I joined in on my mother’s favorite show, Firefly Lane. Based on the book by Kristin Hannah of the same name. In the first season, all the relationships were established. There are so many relationships. If I made the red thread board, I would be needing two spools of red thread. Tully and Kate are the kinds of best friends you only see in the fictional world. 

Though their relationship is absolutely adorable, most of it seems so forced. The story needs to do so much to justify its tale. It needs to show that it is possible to be that dependent on someone while also being individualistic. Firefly Lane Season 2 needs Kate and Tully to have different storylines and to have a life apart from each other but they aren’t able to keep them distinct. They both seem run over by tired plotlines. All their characteristics, life decisions, and problems are just so messily displayed that I can’t even differentiate between them. Oh no, wait, I can.

Tully is the cliche cool girl that is ambitious, does not want to do what society expects of her like marriage, and had a troubled childhood. Kate, on the other hand, is the cliche nerdy girl who wears glasses bigger than her face, wants to settle down, and will do anything for her best friend. That is it. There is nothing else to them. Kate counties to undermine her value in others’ lives assuming that she was just a replacement for Tully. At the same time, Tully is generally possessive over Kate and does not want to share her because she is jealous of her. 

Dissecting what made Firefly Lane Season 1 so good, as compared to Season 2

The first season was actually pretty decent. Season 1 was to establish the way their relationship is and the hardships they have dealt with. Season 2 was to further depict their hardships with each other. From the first second of the season, we know that Kate and Tully are finally going to have something break them. The thing is it wasn’t much of a mystery. As their characters don’t have much to them, we know what could drive a wedge between them. 

Firefly Lane Season 2 Part 1 Review & Summary - The Movie Culture

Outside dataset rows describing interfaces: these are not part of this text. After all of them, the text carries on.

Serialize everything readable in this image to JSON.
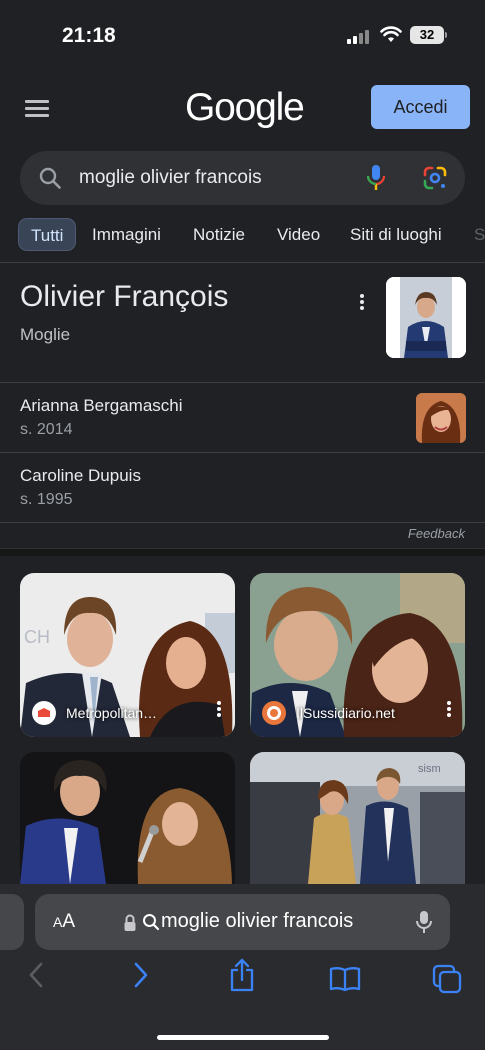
{
  "status_bar": {
    "time": "21:18",
    "battery": "32"
  },
  "header": {
    "logo": "Google",
    "signin_label": "Accedi"
  },
  "search": {
    "query": "moglie olivier francois"
  },
  "tabs": [
    {
      "label": "Tutti",
      "active": true
    },
    {
      "label": "Immagini"
    },
    {
      "label": "Notizie"
    },
    {
      "label": "Video"
    },
    {
      "label": "Siti di luoghi"
    }
  ],
  "knowledge_panel": {
    "title": "Olivier François",
    "subtitle": "Moglie",
    "entries": [
      {
        "name": "Arianna Bergamaschi",
        "detail": "s. 2014"
      },
      {
        "name": "Caroline Dupuis",
        "detail": "s. 1995"
      }
    ],
    "feedback": "Feedback"
  },
  "images": [
    {
      "source": "Metropolitan…"
    },
    {
      "source": "IlSussidiario.net"
    },
    {
      "source": ""
    },
    {
      "source": ""
    }
  ],
  "browser": {
    "text_size": "AA",
    "url": "moglie olivier francois"
  },
  "colors": {
    "accent": "#8ab4f8",
    "background": "#202124",
    "surface": "#303134"
  }
}
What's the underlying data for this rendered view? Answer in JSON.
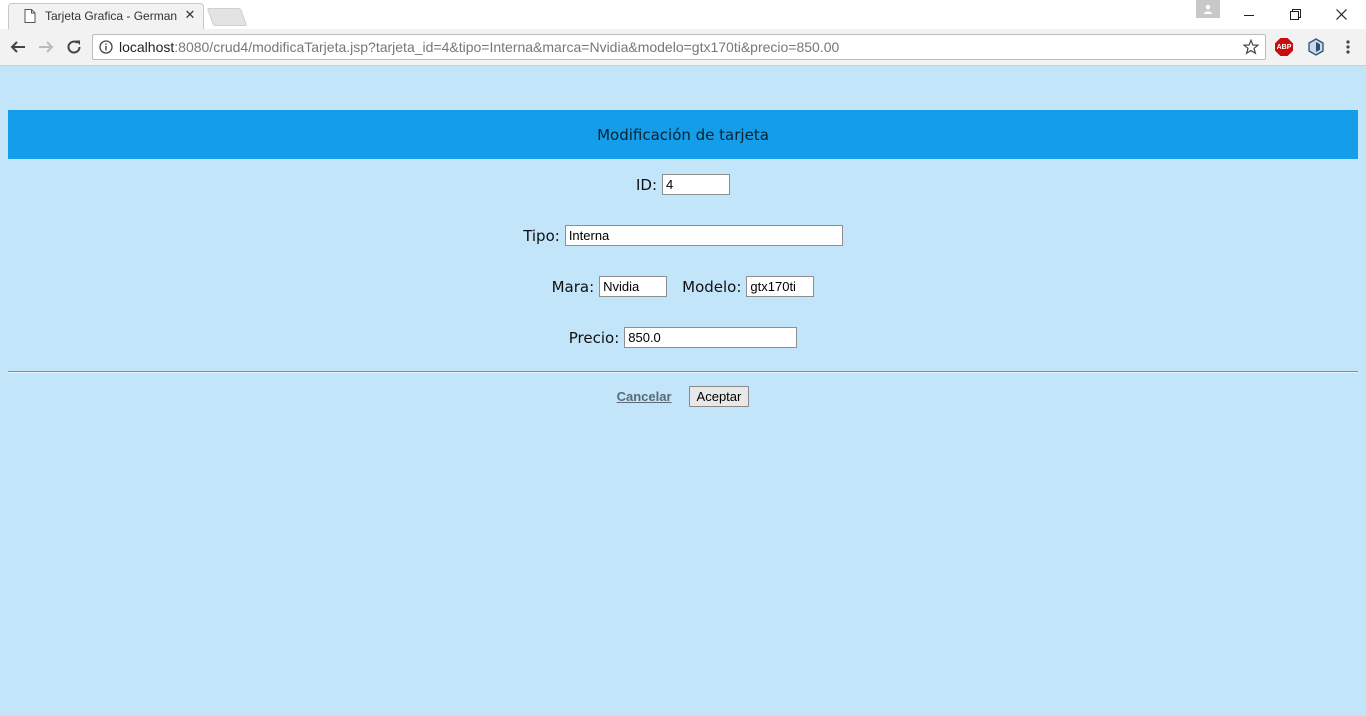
{
  "browser": {
    "tab_title": "Tarjeta Grafica - German",
    "url_host": "localhost",
    "url_rest": ":8080/crud4/modificaTarjeta.jsp?tarjeta_id=4&tipo=Interna&marca=Nvidia&modelo=gtx170ti&precio=850.00",
    "extensions": [
      "adblock-plus-icon",
      "shield-extension-icon"
    ],
    "abp_text": "ABP"
  },
  "page": {
    "title": "Modificación de tarjeta",
    "fields": {
      "id": {
        "label": "ID:",
        "value": "4"
      },
      "tipo": {
        "label": "Tipo:",
        "value": "Interna"
      },
      "marca": {
        "label": "Mara:",
        "value": "Nvidia"
      },
      "modelo": {
        "label": "Modelo:",
        "value": "gtx170ti"
      },
      "precio": {
        "label": "Precio:",
        "value": "850.0"
      }
    },
    "actions": {
      "cancel": "Cancelar",
      "accept": "Aceptar"
    }
  },
  "colors": {
    "page_background": "#c2e5fa",
    "header_background": "#149de9"
  }
}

Even though everything about the series is highly predictable, the way the season was edited was painfully confusing. The shocking part was that this is exactly how season 1 is created. How did the same format go so wrong? It is because this season relied too much on shifting times.  The series happens in 4 different time periods. During Tully and Kate’s teens; their initial years at KPOC; a few months before THE FIGHT and THE FIGHT. Season 1 had a good breakdown between these timelines and wasn’t too hasty with the transitions to them. In season 2, the creators seemed to be in rush to time travel. It made the story super hasty. 

The biggest flaw in the season was a predictable and super hasty story but even the cast did a sublime job. Katherine Heigl who normally does such a great job with admittedly similar roles did a hysterical take on Tully. Sarah Chalke was absolutely phenomenal with Kate but there wasn’t much to the character. They could have done so much but got away with a lazy and dragged-on plot. One thing that is truly remarkable about the show was that they did not do away with the trauma Johnny Ryan went through after the war reporting in Iraq. The show does well with mental health issues and does not speed out the recovery. He does soon become just a love interest for Kate but it’s okay. Ben Lawson was cast to be an eye candy. 

As this was just Part 1, there is a chance for a recovery in Part 2. Season 1 was too great for the story to spiral down too low. It missed multiple marks but the ending did show a potential to catch up. On a plus side, the series maintains beautiful sets. It is an aesthetic show that maximizes on nostalgic sets. The outfits are peak fashion of the times they are set in. From haircuts that did not age well to bright neon eye lines. They covered all bases. 

The Movie Culture Synopsis

In conclusion, season 1 was great but season 2 missed the mark by a lot. Katherine Heigl seemed to miss the assignment and the story felt too hasty. Yet, the series covers in detail the hardships of PTSD and it has some beautiful scenes. It has heartwarming relationships and the nostalgia of the 70s. In addition, it also sets up the second part well, leaving the audience with anticipation for the ending. For the hope of part 2 to be great, I would not stop people from watching Season 2 Part 1.